| Your assignment |
From the records below, copy the lines that include "folder".

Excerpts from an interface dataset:
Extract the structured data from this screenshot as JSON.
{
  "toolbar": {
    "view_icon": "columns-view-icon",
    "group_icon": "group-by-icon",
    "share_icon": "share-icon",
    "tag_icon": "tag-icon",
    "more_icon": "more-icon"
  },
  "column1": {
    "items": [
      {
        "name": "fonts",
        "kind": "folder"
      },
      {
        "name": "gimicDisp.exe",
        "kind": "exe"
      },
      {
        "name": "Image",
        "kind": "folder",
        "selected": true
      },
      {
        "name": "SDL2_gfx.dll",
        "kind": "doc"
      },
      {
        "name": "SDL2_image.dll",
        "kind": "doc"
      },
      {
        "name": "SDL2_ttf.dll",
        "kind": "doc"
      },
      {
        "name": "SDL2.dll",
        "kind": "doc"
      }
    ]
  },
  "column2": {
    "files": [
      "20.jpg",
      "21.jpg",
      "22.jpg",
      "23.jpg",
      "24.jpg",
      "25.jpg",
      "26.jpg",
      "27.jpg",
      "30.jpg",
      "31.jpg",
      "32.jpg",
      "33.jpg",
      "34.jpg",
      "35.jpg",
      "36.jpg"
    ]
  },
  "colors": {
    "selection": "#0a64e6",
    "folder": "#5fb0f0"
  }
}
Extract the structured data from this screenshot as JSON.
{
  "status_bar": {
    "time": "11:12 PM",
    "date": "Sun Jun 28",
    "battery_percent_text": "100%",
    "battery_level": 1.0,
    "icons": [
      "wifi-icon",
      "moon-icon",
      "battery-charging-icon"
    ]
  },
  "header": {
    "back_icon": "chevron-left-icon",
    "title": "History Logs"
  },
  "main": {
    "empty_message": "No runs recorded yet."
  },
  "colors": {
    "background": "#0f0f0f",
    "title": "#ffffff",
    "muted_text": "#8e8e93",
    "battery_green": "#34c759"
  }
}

| Solved exercise |
        "kind": "folder"
        "kind": "folder",
    "folder": "#5fb0f0"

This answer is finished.